- [WORK REQUEST]: Return each record shown beneath, word for word.

- [DATA FOR THIS EXERCISE]:
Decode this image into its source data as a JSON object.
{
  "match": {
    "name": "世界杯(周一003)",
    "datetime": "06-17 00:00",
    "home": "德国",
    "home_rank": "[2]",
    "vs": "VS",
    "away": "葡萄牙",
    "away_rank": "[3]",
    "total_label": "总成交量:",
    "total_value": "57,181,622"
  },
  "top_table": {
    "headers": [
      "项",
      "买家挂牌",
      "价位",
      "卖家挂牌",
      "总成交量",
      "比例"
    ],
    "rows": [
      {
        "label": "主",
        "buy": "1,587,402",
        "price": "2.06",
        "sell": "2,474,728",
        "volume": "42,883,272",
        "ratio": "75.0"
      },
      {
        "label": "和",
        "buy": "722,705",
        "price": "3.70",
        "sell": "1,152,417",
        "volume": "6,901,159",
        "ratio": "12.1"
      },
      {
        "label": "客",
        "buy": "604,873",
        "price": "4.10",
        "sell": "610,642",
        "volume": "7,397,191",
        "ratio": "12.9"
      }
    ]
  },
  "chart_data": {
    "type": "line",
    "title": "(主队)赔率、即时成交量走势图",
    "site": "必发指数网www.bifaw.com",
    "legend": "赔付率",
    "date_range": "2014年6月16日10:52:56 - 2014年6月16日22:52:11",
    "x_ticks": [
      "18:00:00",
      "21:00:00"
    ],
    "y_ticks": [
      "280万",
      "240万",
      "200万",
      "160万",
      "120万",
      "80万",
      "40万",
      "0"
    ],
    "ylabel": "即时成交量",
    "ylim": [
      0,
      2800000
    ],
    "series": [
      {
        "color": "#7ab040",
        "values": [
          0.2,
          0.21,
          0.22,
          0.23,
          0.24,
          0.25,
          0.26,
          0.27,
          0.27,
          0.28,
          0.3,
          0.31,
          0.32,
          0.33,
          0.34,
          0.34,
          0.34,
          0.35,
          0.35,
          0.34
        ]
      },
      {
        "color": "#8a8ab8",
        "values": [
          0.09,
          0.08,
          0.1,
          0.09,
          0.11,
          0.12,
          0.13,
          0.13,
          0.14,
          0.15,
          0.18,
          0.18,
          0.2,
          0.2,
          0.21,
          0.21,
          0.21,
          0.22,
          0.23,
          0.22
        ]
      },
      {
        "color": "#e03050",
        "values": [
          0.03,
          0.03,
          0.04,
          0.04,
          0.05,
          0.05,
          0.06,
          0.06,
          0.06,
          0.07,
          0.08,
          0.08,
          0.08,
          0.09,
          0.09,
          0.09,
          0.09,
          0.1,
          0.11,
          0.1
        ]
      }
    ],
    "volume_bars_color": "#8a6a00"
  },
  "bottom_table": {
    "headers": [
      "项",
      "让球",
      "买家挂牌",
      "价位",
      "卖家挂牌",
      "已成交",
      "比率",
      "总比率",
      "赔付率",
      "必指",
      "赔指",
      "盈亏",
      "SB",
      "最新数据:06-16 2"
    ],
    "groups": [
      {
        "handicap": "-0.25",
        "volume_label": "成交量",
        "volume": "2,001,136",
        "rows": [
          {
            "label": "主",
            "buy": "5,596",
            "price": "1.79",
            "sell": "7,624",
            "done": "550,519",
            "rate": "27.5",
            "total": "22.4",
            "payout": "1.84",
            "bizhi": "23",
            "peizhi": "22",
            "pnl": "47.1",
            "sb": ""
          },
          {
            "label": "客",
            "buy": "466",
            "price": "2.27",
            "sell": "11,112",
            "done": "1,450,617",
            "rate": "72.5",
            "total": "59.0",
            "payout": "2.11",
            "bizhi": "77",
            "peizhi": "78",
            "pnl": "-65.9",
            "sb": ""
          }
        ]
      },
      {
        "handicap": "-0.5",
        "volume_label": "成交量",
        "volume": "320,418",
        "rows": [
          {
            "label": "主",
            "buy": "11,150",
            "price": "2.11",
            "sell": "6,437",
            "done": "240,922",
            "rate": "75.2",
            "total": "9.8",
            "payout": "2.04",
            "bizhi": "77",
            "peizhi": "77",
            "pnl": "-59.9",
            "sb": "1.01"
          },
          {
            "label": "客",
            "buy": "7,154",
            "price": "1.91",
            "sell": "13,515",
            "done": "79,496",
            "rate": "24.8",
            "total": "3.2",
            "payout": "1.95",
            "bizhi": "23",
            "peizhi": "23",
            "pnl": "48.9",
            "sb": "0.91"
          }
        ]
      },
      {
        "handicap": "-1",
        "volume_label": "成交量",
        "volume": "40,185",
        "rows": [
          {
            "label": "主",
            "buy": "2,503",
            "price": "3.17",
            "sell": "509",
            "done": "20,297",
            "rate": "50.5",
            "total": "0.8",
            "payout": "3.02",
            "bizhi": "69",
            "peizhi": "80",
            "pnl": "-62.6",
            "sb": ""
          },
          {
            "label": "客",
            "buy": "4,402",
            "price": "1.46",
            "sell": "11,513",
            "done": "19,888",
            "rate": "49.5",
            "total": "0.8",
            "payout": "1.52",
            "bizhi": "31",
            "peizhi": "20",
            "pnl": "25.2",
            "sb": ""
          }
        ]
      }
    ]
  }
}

- [SOLUTION TO THIS TASK]:
Decode this image into its source data as a JSON object.
{
  "match": {
    "name": "世界杯(周一003)",
    "datetime": "06-17 00:00",
    "home": "德国",
    "home_rank": "[2]",
    "vs": "VS",
    "away": "葡萄牙",
    "away_rank": "[3]",
    "total_label": "总成交量:",
    "total_value": "57,181,622"
  },
  "top_table": {
    "headers": [
      "项",
      "买家挂牌",
      "价位",
      "卖家挂牌",
      "总成交量",
      "比例"
    ],
    "rows": [
      {
        "label": "主",
        "buy": "1,587,402",
        "price": "2.06",
        "sell": "2,474,728",
        "volume": "42,883,272",
        "ratio": "75.0"
      },
      {
        "label": "和",
        "buy": "722,705",
        "price": "3.70",
        "sell": "1,152,417",
        "volume": "6,901,159",
        "ratio": "12.1"
      },
      {
        "label": "客",
        "buy": "604,873",
        "price": "4.10",
        "sell": "610,642",
        "volume": "7,397,191",
        "ratio": "12.9"
      }
    ]
  },
  "chart_data": {
    "type": "line",
    "title": "(主队)赔率、即时成交量走势图",
    "site": "必发指数网www.bifaw.com",
    "legend": "赔付率",
    "date_range": "2014年6月16日10:52:56 - 2014年6月16日22:52:11",
    "x_ticks": [
      "18:00:00",
      "21:00:00"
    ],
    "y_ticks": [
      "280万",
      "240万",
      "200万",
      "160万",
      "120万",
      "80万",
      "40万",
      "0"
    ],
    "ylabel": "即时成交量",
    "ylim": [
      0,
      2800000
    ],
    "series": [
      {
        "color": "#7ab040",
        "values": [
          0.2,
          0.21,
          0.22,
          0.23,
          0.24,
          0.25,
          0.26,
          0.27,
          0.27,
          0.28,
          0.3,
          0.31,
          0.32,
          0.33,
          0.34,
          0.34,
          0.34,
          0.35,
          0.35,
          0.34
        ]
      },
      {
        "color": "#8a8ab8",
        "values": [
          0.09,
          0.08,
          0.1,
          0.09,
          0.11,
          0.12,
          0.13,
          0.13,
          0.14,
          0.15,
          0.18,
          0.18,
          0.2,
          0.2,
          0.21,
          0.21,
          0.21,
          0.22,
          0.23,
          0.22
        ]
      },
      {
        "color": "#e03050",
        "values": [
          0.03,
          0.03,
          0.04,
          0.04,
          0.05,
          0.05,
          0.06,
          0.06,
          0.06,
          0.07,
          0.08,
          0.08,
          0.08,
          0.09,
          0.09,
          0.09,
          0.09,
          0.1,
          0.11,
          0.1
        ]
      }
    ],
    "volume_bars_color": "#8a6a00"
  },
  "bottom_table": {
    "headers": [
      "项",
      "让球",
      "买家挂牌",
      "价位",
      "卖家挂牌",
      "已成交",
      "比率",
      "总比率",
      "赔付率",
      "必指",
      "赔指",
      "盈亏",
      "SB",
      "最新数据:06-16 2"
    ],
    "groups": [
      {
        "handicap": "-0.25",
        "volume_label": "成交量",
        "volume": "2,001,136",
        "rows": [
          {
            "label": "主",
            "buy": "5,596",
            "price": "1.79",
            "sell": "7,624",
            "done": "550,519",
            "rate": "27.5",
            "total": "22.4",
            "payout": "1.84",
            "bizhi": "23",
            "peizhi": "22",
            "pnl": "47.1",
            "sb": ""
          },
          {
            "label": "客",
            "buy": "466",
            "price": "2.27",
            "sell": "11,112",
            "done": "1,450,617",
            "rate": "72.5",
            "total": "59.0",
            "payout": "2.11",
            "bizhi": "77",
            "peizhi": "78",
            "pnl": "-65.9",
            "sb": ""
          }
        ]
      },
      {
        "handicap": "-0.5",
        "volume_label": "成交量",
        "volume": "320,418",
        "rows": [
          {
            "label": "主",
            "buy": "11,150",
            "price": "2.11",
            "sell": "6,437",
            "done": "240,922",
            "rate": "75.2",
            "total": "9.8",
            "payout": "2.04",
            "bizhi": "77",
            "peizhi": "77",
            "pnl": "-59.9",
            "sb": "1.01"
          },
          {
            "label": "客",
            "buy": "7,154",
            "price": "1.91",
            "sell": "13,515",
            "done": "79,496",
            "rate": "24.8",
            "total": "3.2",
            "payout": "1.95",
            "bizhi": "23",
            "peizhi": "23",
            "pnl": "48.9",
            "sb": "0.91"
          }
        ]
      },
      {
        "handicap": "-1",
        "volume_label": "成交量",
        "volume": "40,185",
        "rows": [
          {
            "label": "主",
            "buy": "2,503",
            "price": "3.17",
            "sell": "509",
            "done": "20,297",
            "rate": "50.5",
            "total": "0.8",
            "payout": "3.02",
            "bizhi": "69",
            "peizhi": "80",
            "pnl": "-62.6",
            "sb": ""
          },
          {
            "label": "客",
            "buy": "4,402",
            "price": "1.46",
            "sell": "11,513",
            "done": "19,888",
            "rate": "49.5",
            "total": "0.8",
            "payout": "1.52",
            "bizhi": "31",
            "peizhi": "20",
            "pnl": "25.2",
            "sb": ""
          }
        ]
      }
    ]
  }
}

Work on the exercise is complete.